--- START ---

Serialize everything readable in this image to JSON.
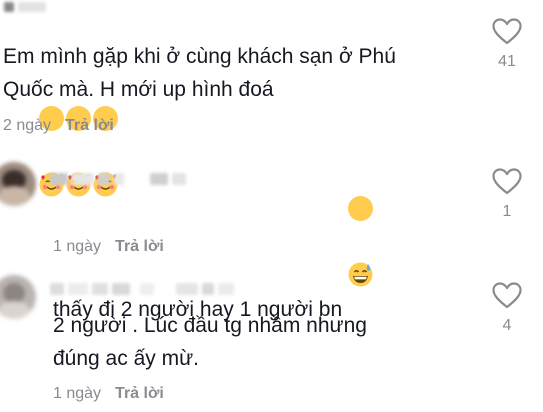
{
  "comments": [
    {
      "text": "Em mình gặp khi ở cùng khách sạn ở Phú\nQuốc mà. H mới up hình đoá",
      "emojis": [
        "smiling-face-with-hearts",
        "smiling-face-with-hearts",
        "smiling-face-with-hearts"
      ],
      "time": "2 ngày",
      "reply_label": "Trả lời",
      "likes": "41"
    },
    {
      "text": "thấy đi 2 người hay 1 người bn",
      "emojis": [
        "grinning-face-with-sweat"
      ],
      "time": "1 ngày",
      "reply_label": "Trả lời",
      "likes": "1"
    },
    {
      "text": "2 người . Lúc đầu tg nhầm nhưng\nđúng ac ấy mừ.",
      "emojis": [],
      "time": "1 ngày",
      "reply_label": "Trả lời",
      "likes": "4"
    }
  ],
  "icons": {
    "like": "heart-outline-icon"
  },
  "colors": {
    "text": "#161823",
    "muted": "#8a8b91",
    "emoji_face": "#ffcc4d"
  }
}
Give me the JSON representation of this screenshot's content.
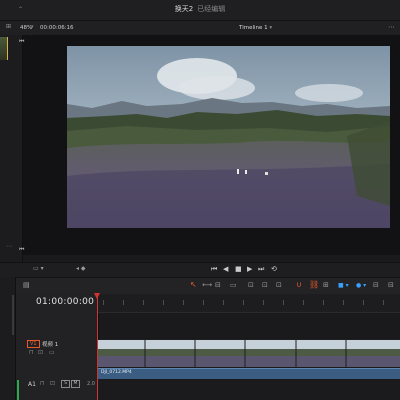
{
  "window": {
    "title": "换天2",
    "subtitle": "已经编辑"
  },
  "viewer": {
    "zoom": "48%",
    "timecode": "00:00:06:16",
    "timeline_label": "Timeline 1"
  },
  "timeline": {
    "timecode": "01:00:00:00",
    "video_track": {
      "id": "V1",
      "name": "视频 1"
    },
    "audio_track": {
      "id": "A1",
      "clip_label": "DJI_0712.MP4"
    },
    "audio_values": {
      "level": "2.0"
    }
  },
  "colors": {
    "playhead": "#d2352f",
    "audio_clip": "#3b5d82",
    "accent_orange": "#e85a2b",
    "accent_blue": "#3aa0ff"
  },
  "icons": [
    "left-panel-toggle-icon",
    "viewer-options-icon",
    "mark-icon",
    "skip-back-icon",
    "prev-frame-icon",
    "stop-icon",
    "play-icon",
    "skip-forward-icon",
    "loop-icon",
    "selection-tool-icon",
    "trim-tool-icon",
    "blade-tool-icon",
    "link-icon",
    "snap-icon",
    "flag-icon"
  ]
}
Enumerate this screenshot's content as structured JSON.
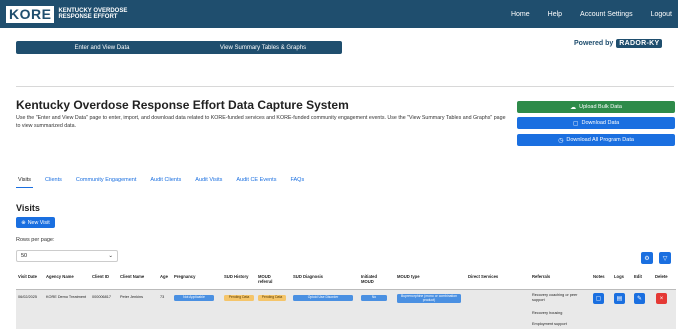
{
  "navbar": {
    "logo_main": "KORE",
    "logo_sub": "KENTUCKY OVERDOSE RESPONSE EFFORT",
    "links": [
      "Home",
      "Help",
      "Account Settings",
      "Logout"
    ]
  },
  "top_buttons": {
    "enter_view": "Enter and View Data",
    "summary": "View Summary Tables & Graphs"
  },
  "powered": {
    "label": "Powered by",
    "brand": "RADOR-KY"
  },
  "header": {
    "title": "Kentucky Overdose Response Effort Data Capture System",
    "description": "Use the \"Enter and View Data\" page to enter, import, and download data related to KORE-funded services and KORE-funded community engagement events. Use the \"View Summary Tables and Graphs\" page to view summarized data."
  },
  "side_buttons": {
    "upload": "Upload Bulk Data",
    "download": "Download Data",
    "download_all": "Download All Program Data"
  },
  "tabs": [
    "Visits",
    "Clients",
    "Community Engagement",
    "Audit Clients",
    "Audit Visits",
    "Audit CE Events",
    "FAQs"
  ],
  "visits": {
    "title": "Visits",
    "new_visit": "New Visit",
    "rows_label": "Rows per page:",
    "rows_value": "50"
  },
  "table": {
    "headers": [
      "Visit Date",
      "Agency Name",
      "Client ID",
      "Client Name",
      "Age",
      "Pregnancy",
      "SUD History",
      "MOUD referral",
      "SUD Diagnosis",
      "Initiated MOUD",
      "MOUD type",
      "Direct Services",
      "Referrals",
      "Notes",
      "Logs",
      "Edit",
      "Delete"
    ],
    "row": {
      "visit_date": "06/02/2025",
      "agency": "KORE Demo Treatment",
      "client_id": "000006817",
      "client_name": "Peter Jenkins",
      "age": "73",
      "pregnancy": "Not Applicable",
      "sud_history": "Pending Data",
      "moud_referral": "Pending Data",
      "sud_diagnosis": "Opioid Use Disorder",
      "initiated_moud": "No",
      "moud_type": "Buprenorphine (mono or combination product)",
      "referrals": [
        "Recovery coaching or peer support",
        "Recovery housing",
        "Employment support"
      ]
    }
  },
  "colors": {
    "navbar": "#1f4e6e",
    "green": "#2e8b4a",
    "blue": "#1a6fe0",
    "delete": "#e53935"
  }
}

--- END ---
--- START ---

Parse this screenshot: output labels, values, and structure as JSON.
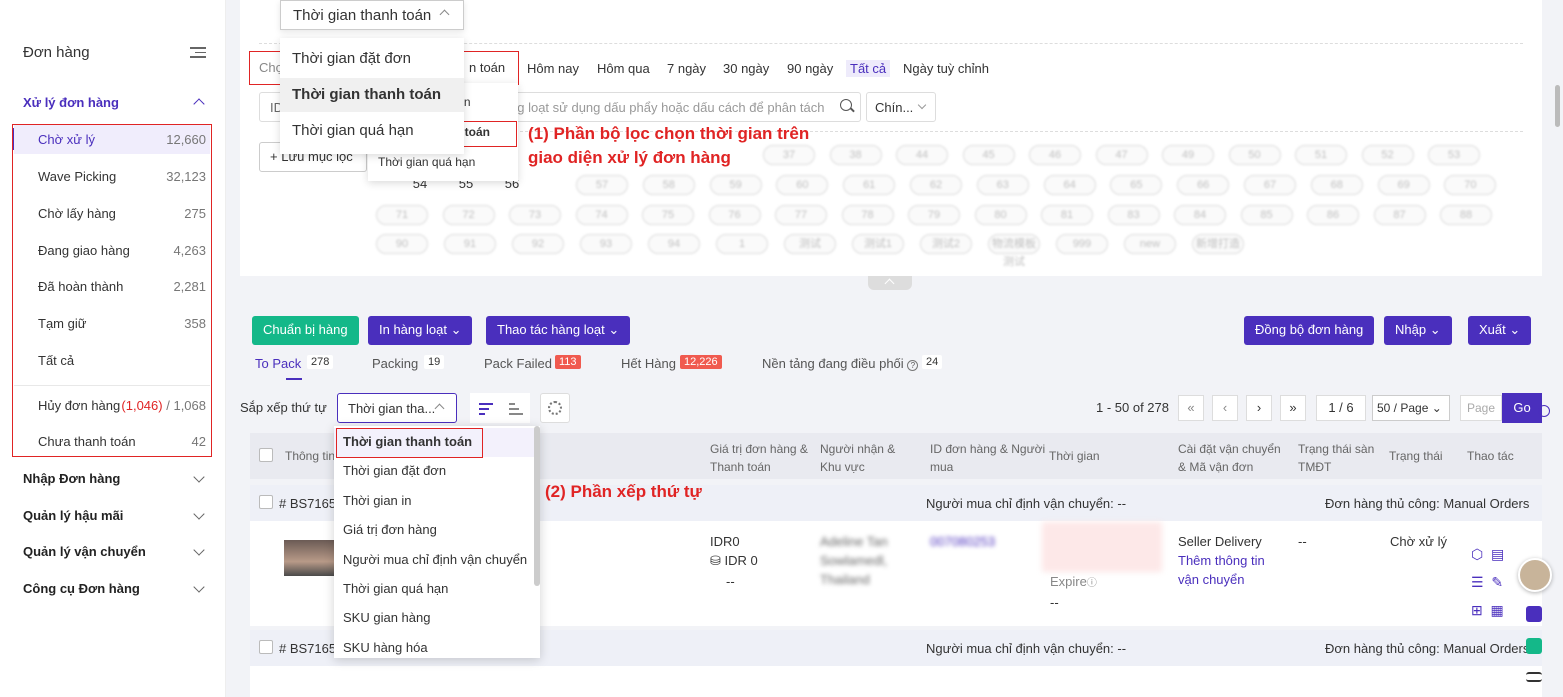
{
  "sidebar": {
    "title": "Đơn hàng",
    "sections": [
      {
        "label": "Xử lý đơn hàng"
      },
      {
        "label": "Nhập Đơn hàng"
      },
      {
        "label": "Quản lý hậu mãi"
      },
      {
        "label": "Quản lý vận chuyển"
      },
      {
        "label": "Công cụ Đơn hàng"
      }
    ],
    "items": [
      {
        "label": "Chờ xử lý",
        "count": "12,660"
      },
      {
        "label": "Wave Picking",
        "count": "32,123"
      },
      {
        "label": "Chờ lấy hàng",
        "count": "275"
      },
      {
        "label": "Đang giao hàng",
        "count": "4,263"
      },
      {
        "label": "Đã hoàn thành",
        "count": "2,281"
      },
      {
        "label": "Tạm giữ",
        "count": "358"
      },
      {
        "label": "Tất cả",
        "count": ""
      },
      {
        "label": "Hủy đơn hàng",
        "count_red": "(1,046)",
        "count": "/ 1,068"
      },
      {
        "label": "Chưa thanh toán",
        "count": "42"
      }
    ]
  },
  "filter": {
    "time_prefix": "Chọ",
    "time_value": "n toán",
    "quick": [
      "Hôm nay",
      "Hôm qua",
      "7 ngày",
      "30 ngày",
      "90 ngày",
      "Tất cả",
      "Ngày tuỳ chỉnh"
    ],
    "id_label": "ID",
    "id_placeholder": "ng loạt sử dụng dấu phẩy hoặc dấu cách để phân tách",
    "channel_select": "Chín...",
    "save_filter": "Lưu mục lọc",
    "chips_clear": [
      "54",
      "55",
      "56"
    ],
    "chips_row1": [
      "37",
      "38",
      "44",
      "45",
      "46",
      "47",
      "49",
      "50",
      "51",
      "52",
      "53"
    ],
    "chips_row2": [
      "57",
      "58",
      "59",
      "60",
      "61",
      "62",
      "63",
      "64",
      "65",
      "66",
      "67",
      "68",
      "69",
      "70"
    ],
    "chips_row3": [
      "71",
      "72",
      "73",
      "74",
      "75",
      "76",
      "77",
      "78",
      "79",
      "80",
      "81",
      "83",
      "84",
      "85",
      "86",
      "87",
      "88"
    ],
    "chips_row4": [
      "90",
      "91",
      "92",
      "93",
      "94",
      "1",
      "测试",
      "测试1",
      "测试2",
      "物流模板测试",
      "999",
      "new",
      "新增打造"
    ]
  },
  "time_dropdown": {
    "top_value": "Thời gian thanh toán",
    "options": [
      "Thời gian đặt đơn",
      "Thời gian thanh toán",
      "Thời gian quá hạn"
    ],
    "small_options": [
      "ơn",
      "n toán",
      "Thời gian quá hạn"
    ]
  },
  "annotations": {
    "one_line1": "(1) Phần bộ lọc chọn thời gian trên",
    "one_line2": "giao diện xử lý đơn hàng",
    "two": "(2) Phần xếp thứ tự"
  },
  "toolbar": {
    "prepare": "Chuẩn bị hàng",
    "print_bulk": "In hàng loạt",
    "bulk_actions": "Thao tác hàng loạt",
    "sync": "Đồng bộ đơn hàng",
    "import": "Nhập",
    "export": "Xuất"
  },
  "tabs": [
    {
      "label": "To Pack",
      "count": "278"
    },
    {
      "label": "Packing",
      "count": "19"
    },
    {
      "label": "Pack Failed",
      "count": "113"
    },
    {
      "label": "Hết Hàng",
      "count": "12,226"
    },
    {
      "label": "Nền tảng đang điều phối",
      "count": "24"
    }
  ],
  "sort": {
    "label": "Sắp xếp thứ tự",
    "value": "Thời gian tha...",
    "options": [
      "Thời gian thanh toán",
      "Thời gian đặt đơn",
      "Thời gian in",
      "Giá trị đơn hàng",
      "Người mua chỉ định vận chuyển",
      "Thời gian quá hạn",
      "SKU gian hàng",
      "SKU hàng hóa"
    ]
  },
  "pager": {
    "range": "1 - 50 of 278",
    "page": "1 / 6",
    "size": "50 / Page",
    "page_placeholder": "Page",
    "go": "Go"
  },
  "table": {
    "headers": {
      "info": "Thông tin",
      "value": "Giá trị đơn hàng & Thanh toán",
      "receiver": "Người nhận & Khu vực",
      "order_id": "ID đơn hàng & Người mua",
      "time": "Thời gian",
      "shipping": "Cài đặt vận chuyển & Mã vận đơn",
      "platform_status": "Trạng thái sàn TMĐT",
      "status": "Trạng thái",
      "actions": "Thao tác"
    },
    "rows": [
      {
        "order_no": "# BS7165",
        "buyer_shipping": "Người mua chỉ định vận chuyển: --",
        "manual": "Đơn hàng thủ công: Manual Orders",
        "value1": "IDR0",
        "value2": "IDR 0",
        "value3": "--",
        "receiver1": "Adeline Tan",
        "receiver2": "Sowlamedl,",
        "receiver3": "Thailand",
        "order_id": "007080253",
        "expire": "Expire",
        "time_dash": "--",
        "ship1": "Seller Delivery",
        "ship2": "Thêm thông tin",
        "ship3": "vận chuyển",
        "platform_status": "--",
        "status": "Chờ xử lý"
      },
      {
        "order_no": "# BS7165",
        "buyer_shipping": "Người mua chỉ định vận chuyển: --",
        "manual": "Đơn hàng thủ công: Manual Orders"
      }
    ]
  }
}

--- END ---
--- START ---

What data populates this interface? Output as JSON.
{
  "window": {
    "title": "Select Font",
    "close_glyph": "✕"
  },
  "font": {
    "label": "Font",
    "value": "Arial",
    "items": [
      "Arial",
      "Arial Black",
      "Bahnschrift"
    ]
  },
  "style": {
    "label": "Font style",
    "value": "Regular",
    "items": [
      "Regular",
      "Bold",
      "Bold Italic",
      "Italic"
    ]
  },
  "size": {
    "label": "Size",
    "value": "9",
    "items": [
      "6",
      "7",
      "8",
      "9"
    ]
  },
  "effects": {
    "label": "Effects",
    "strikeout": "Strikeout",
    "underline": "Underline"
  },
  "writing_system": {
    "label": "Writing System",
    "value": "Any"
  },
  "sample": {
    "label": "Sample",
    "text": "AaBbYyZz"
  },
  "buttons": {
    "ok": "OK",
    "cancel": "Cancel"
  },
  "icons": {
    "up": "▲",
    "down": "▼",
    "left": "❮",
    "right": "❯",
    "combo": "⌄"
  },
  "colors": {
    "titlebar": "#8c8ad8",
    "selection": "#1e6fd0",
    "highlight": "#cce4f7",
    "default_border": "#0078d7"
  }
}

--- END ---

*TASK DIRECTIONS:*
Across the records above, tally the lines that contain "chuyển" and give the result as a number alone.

*RESULT OF THIS TASK:*
6